  • The Breccia in Discworld are the Troll Mob. The name is something of a Genius Bonus, as breccia is a kind of rock made from fragments of smaller rocks cemented together.
  • The Orion Syndicate in Star Trek. While they have many operatives of various races, the whole thing is run by the Orions.
  • In Traveller the planet Granicus is run by gangsters. There are three main syndicates, two of which consider it just business and have no particular ethnic associations. The third however is a Solomani-supremist cult.
  • The Organization from the Dragaera novels is dominated by (and dominates) House Jhereg, although it also admits outcasts from other Houses and Easterners who buy their way in. Averted by the Left Hand, whose membership is mostly outcast, not Jhereg-born.
  • In the Eclipse Phase setting most ethnic crime gangs with the exception of a few Triads were either wiped out entirely in the Fall or only survived as tattered remnants that eventually joined forces and became the Night Cartel.
  • In The Elder Scrolls the Camonna Tong are a dark elven crime syndicate fiercely opposed to any foreign presence on Vvardenfell, involved in a gang war with the Thieves' Guild and only tolerating outlanders when they are brought in as slaves. Their boss, Orvas Dren (brother of Duke Vedam Dren, ruler of Vvardenfell), has two Hlaalu councillors in his pocket, so they also have effective veto power over major policy changes by House Hlaalu.
    • Skyrim also has the Summerset Shadows, an all High Elves rival of the Thieve's Guild. They appear in one quest and are promptly eliminated.
  • DnD's Eberron campaign setting has four of these in the city of Sharn:
    • The Boromar Clan is composed largely of halflings. Who are something of a Proud Warrior Race in this setting. The patriarch and his immediate family are pretty well respected, in fact his daughter is on the city council, but his cousins from the old country (who act as enforcers) are dinosaur riding barbarians.
    • Daask is a gang of monsters who more or less report directly to the rulers of the monster nation of Droaam.
    • House Tarkanan is made up of people with aberrant dragonmarks, in a twisted parody of the respectable dragonmarked houses.
    • The Tyrants are shapeshifters, mostly changelings but some purebred doppelgangers and a few ofher races as well.
  • In the Supernatural' episode "Bloodlines" (S09, Ep20), Chicago is run by five monster families with the werewolves controlling the Gold Coast and the djinn controlling the South Side.

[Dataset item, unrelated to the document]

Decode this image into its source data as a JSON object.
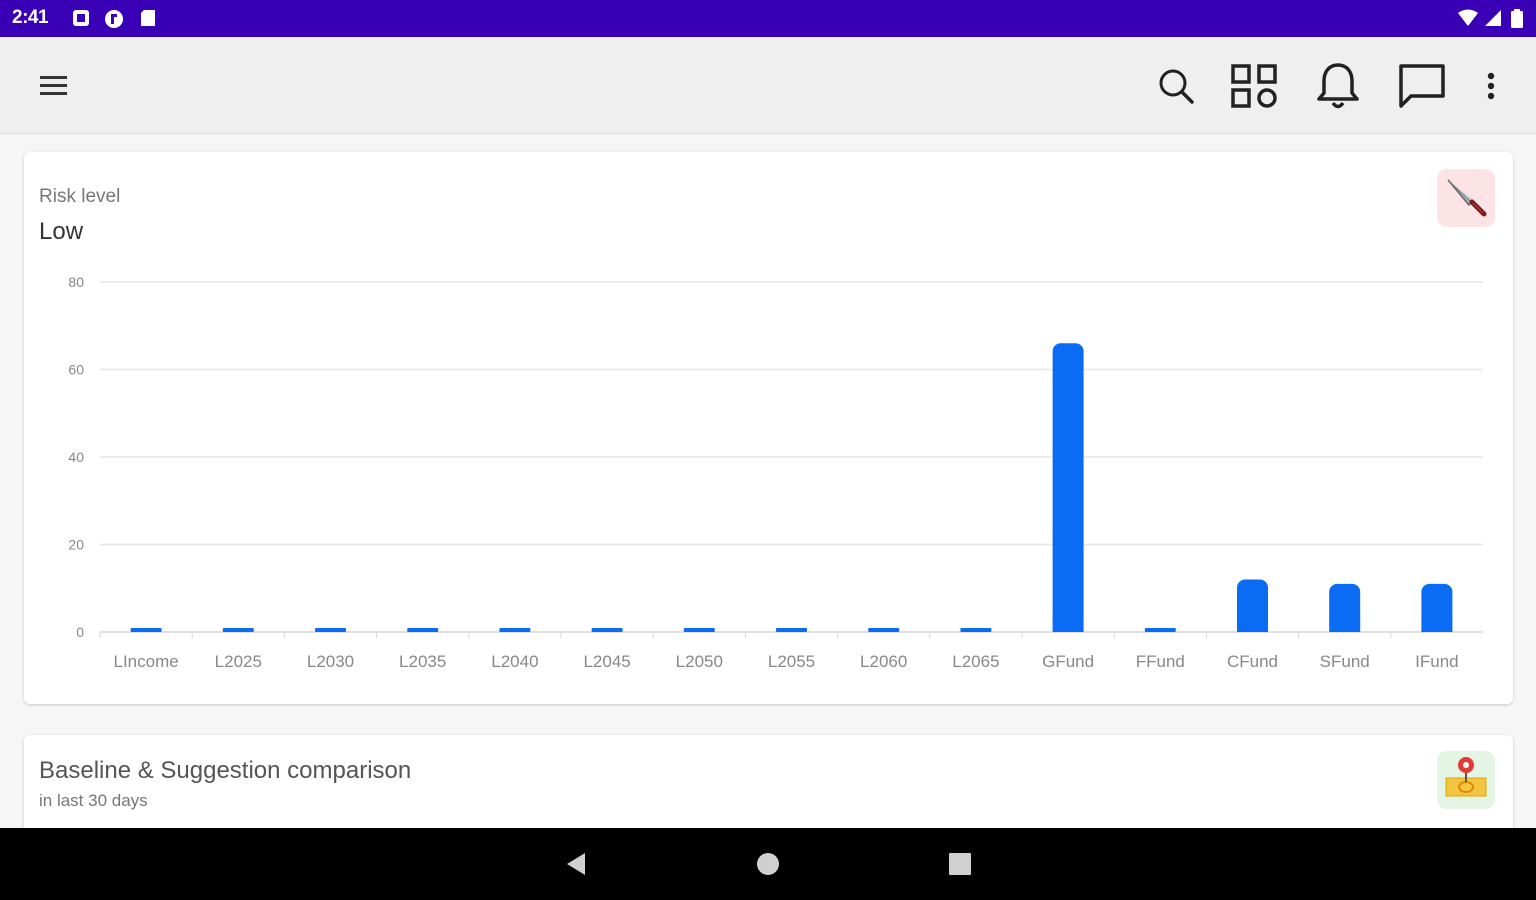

  • The Bending Triads in The Legend of Korra are divided along the three major ethnicities. The Terra Triad is composed of earthbenders, the Red Monsoons employ waterbenders, and the Agni Kais are firebenders. There's also the Triple Threat Triad, so named because it employs all three.
  • The Giovanni Clan from Vampire: The Masquerade can be summed up as "vampire Mafia" (plus necrophilia and incest). Members do have real world ethnicities, however; the central family is from Venice (which makes them "vampire Mala de Brenta", technically), but have made business-based marriages into families in Mexico (Aztec necromancers), Scotland (Cannibal Clan werewolves), and the American East Coast (Rothschild Expy).

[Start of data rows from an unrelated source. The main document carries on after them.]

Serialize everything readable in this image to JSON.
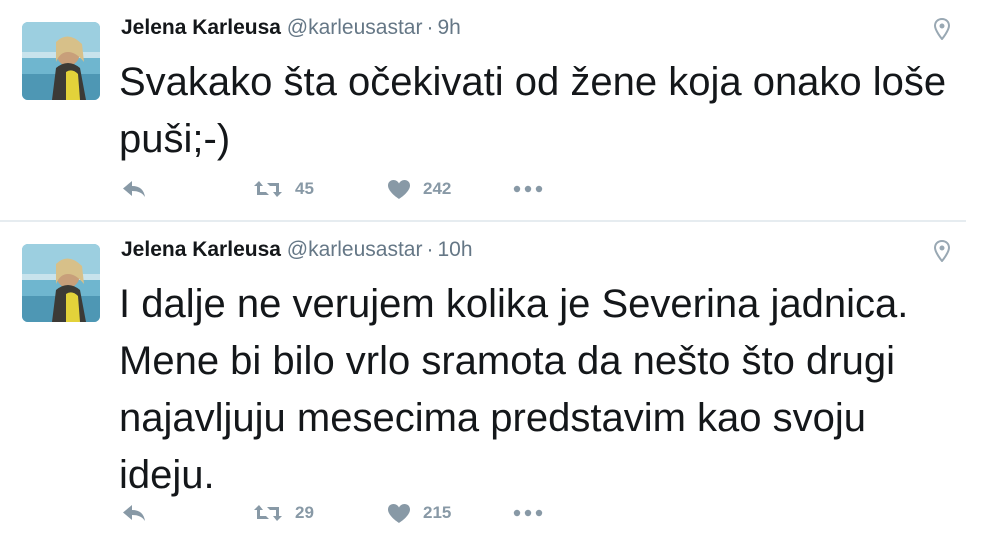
{
  "tweets": [
    {
      "author_name": "Jelena Karleusa",
      "handle": "@karleusastar",
      "separator": "·",
      "time": "9h",
      "text": "Svakako šta očekivati od žene koja onako loše puši;-)",
      "retweets": "45",
      "likes": "242",
      "icons": [
        "avatar-photo",
        "location-pin-icon",
        "reply-icon",
        "retweet-icon",
        "heart-icon",
        "more-dots-icon"
      ]
    },
    {
      "author_name": "Jelena Karleusa",
      "handle": "@karleusastar",
      "separator": "·",
      "time": "10h",
      "text": "I dalje ne verujem kolika je Severina jadnica. Mene bi bilo vrlo sramota da nešto što drugi najavljuju mesecima predstavim kao svoju ideju.",
      "retweets": "29",
      "likes": "215",
      "icons": [
        "avatar-photo",
        "location-pin-icon",
        "reply-icon",
        "retweet-icon",
        "heart-icon",
        "more-dots-icon"
      ]
    }
  ],
  "colors": {
    "text": "#14171a",
    "secondary": "#657786",
    "action": "#8899a6",
    "divider": "#e6ecf0"
  }
}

  • Shadowrun has a few gangs made up of specific metatypes, like the Ancients, an all-elf gang known for having training and equipment that rivals that of the military.
  • A storyline in Kevin & Kell had Kevin's father in debt to the Bovine Mob.

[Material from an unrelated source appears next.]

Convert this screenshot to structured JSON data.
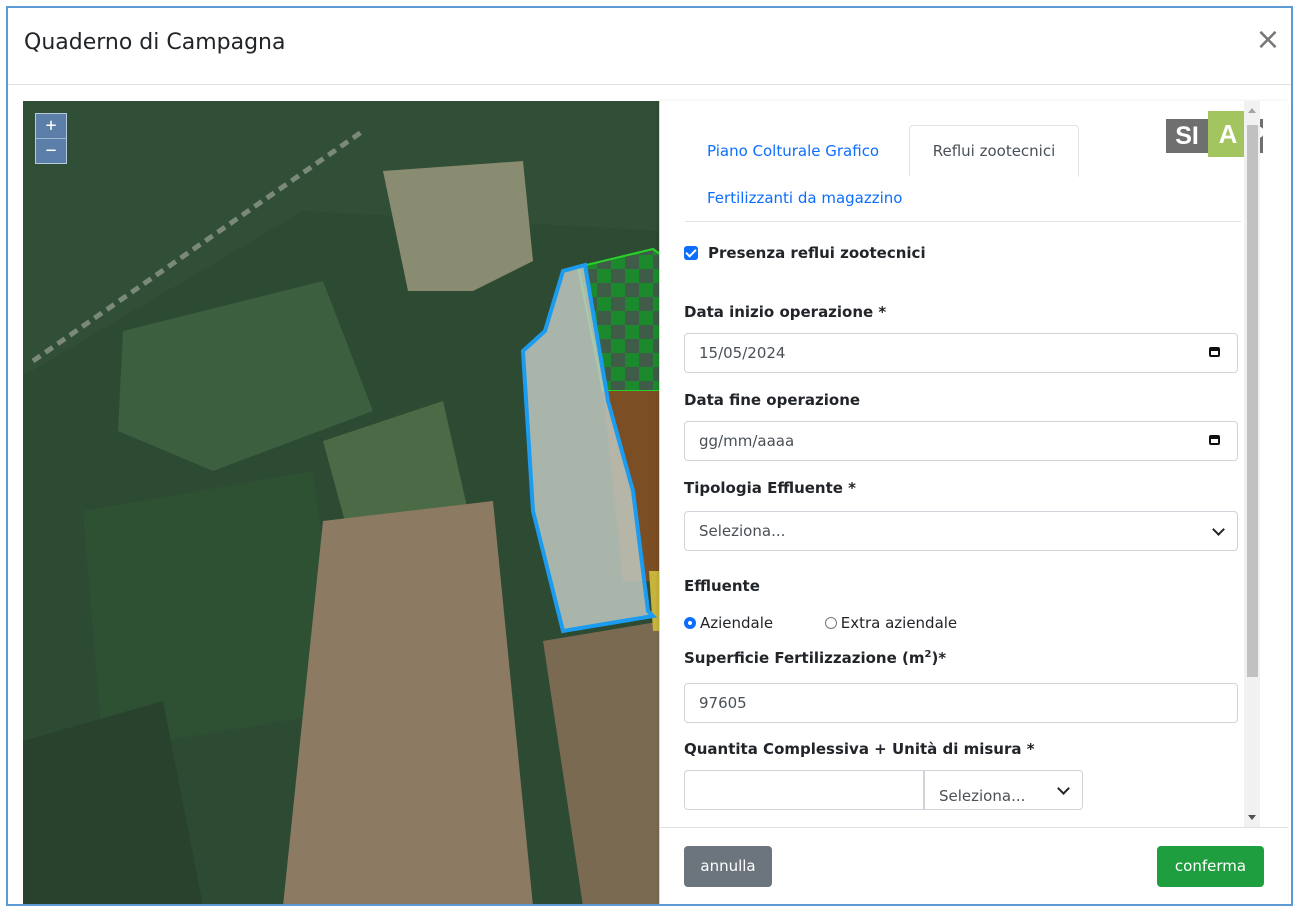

  • Zootopia has the Tundratown crime organisation, following the idea that Zootopia's ethnic neighborhoods are based on biome. The "heavies" are polar bears; the boss is Mr. Big, an arctic shrew and the organization draws heavily from The Mafiya.